INPUT DATA: Begin
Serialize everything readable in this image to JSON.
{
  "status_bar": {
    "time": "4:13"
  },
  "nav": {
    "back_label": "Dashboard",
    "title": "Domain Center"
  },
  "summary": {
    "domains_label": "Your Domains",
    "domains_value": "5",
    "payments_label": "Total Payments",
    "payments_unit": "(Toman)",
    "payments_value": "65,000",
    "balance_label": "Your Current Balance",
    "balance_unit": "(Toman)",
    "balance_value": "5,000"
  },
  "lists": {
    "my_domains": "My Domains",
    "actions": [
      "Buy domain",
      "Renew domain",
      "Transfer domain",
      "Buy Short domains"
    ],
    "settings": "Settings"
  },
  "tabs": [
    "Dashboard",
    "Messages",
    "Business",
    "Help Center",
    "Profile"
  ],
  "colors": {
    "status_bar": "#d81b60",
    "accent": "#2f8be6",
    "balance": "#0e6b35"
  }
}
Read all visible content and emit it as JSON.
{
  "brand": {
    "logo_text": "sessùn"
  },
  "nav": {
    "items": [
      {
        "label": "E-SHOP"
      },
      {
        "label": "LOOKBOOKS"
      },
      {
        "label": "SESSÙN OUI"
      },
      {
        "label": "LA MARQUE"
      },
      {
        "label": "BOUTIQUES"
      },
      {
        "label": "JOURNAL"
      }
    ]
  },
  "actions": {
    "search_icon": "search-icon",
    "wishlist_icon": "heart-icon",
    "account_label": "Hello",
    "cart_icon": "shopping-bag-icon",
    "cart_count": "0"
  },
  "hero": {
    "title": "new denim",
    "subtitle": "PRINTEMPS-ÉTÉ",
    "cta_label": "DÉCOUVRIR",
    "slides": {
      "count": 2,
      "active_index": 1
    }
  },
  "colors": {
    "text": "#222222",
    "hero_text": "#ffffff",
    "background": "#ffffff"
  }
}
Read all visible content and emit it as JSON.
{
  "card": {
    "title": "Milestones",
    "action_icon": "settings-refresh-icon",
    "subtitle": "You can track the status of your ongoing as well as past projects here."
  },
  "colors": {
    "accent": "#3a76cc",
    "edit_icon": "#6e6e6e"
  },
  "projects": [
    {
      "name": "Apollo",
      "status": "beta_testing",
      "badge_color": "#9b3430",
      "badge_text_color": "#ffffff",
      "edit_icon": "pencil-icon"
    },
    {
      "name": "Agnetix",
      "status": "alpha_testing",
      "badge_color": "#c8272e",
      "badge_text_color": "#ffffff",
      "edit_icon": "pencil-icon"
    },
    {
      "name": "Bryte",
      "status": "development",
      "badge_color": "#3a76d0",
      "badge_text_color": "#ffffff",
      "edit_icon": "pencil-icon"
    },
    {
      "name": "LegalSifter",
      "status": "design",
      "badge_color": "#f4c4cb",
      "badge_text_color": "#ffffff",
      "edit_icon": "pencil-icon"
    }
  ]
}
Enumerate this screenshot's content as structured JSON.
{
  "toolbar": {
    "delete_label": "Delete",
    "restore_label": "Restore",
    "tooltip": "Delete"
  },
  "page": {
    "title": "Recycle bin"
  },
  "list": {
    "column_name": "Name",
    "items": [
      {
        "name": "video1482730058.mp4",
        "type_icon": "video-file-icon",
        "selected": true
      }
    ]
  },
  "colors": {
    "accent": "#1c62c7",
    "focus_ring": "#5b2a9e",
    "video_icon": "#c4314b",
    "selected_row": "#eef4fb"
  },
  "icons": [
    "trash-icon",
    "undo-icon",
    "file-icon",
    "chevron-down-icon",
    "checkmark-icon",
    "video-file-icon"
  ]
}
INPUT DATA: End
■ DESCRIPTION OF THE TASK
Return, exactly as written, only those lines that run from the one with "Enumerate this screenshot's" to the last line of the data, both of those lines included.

■ TASK OUTPUT
Enumerate this screenshot's content as structured JSON.
{
  "toolbar": {
    "delete_label": "Delete",
    "restore_label": "Restore",
    "tooltip": "Delete"
  },
  "page": {
    "title": "Recycle bin"
  },
  "list": {
    "column_name": "Name",
    "items": [
      {
        "name": "video1482730058.mp4",
        "type_icon": "video-file-icon",
        "selected": true
      }
    ]
  },
  "colors": {
    "accent": "#1c62c7",
    "focus_ring": "#5b2a9e",
    "video_icon": "#c4314b",
    "selected_row": "#eef4fb"
  },
  "icons": [
    "trash-icon",
    "undo-icon",
    "file-icon",
    "chevron-down-icon",
    "checkmark-icon",
    "video-file-icon"
  ]
}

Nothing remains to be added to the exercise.